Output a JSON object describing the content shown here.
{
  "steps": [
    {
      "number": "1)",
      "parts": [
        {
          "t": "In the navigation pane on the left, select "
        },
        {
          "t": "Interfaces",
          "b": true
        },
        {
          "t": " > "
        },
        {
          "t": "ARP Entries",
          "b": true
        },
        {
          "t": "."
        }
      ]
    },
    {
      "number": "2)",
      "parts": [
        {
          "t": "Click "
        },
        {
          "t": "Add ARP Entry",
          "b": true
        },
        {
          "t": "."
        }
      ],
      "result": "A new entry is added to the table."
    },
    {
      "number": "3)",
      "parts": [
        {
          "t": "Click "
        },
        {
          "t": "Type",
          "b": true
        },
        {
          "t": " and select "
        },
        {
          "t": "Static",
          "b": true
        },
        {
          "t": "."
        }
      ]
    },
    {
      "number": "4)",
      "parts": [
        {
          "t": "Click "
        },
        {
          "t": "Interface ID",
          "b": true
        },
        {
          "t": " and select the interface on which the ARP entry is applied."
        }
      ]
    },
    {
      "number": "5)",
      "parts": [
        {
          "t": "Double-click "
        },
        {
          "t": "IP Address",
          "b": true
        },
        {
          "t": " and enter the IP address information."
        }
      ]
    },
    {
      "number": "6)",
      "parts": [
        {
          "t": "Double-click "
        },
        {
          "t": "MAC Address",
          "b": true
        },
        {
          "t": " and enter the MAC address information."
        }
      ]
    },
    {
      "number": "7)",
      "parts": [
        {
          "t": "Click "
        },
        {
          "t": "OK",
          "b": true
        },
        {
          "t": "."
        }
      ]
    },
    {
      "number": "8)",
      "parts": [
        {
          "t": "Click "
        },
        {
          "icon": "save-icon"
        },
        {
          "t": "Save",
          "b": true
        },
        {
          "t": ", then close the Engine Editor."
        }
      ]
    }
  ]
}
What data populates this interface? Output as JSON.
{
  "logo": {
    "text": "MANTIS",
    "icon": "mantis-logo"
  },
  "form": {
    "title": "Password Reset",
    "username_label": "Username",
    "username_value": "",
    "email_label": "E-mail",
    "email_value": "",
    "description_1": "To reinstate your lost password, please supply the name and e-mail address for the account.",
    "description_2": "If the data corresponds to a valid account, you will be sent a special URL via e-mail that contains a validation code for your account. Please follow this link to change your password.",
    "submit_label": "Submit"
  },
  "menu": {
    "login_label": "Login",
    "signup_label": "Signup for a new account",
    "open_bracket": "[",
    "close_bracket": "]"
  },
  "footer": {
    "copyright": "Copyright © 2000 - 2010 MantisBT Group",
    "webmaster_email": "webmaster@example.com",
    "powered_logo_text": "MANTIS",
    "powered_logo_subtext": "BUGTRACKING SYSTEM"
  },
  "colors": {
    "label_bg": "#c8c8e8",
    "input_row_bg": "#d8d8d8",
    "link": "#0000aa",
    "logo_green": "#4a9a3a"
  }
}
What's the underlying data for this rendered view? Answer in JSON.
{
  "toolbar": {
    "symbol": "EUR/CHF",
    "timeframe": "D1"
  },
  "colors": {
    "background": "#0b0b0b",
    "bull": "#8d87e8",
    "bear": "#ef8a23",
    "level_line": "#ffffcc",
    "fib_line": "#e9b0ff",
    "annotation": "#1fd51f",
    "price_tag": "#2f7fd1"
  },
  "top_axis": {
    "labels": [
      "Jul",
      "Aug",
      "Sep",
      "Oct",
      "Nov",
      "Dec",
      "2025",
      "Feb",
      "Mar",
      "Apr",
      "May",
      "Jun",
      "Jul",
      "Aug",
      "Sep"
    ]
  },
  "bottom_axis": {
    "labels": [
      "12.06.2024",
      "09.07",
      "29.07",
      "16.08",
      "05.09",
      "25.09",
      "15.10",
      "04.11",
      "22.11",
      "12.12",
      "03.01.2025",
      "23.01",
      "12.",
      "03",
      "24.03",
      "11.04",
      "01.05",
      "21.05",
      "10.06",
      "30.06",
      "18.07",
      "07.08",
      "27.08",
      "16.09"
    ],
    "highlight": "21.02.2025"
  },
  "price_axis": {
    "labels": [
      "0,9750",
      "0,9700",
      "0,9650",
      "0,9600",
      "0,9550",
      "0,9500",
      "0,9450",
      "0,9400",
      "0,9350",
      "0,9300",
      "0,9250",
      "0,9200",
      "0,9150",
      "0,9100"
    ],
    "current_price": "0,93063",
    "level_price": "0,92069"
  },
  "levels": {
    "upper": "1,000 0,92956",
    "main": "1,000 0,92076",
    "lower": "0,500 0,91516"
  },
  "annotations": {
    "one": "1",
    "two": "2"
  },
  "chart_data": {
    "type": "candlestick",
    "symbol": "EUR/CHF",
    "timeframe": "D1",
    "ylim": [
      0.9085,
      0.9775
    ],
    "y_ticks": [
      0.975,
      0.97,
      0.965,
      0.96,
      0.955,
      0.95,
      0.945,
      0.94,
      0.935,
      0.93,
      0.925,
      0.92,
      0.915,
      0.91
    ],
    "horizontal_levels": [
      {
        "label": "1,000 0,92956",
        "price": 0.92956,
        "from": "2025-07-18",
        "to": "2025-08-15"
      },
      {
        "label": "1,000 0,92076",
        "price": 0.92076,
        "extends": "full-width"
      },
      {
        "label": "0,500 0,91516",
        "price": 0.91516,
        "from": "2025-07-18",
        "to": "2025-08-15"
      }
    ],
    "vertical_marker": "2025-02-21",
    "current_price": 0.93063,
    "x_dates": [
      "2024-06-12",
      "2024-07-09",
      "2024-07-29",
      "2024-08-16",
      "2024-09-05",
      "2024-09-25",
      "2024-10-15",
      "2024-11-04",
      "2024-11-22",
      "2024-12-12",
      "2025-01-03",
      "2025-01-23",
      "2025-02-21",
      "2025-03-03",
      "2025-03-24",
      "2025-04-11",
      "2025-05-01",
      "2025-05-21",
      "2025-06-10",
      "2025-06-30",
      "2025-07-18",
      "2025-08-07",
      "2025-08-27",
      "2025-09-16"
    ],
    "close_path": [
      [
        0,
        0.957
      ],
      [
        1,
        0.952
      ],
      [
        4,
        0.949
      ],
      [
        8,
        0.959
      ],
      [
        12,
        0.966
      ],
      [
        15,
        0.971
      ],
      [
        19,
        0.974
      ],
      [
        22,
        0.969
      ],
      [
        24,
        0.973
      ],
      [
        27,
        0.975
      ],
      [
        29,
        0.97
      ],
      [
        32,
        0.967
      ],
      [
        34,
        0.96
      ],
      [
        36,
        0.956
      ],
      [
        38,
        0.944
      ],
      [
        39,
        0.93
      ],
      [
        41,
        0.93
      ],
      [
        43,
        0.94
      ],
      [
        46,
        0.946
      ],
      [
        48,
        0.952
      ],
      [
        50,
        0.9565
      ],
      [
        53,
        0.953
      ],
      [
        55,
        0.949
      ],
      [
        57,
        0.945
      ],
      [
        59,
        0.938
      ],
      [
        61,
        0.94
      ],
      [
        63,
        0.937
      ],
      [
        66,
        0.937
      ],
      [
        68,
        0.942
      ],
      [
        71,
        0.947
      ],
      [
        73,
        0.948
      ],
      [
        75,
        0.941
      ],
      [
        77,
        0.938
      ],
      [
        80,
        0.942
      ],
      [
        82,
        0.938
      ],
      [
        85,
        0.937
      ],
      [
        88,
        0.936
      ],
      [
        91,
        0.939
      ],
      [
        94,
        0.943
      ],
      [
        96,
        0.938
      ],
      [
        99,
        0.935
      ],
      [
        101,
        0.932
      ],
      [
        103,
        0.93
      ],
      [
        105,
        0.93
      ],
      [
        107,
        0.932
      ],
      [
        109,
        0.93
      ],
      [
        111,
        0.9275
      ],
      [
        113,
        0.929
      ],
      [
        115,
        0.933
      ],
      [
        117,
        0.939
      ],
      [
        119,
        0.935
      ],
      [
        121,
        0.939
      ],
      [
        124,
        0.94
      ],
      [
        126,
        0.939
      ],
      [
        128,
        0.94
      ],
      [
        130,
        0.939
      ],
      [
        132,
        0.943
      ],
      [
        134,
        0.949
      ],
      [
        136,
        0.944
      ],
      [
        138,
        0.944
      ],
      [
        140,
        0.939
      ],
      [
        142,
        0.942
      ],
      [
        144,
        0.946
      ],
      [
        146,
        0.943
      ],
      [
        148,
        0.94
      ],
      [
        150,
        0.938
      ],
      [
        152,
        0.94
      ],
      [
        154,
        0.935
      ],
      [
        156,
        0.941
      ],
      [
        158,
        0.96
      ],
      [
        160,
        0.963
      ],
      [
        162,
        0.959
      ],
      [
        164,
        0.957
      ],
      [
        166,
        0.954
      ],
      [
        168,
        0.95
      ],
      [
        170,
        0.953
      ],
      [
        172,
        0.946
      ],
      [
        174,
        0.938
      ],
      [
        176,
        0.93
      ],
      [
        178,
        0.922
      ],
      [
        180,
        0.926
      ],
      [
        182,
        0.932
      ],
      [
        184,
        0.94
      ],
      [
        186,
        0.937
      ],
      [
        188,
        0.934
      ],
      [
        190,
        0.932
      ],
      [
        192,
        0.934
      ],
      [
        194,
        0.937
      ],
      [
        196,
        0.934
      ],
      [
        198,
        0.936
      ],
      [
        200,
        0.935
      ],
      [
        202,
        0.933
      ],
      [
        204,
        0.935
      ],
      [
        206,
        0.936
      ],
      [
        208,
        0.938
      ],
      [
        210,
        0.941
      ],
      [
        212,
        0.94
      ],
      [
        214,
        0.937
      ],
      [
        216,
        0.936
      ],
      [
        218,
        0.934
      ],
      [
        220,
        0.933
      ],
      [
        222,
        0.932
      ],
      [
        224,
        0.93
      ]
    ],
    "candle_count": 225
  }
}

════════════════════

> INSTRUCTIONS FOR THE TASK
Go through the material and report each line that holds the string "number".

> RESPONSE BELOW
      "number": "1)",
      "number": "2)",
      "number": "3)",
      "number": "4)",
      "number": "5)",
      "number": "6)",
      "number": "7)",
      "number": "8)",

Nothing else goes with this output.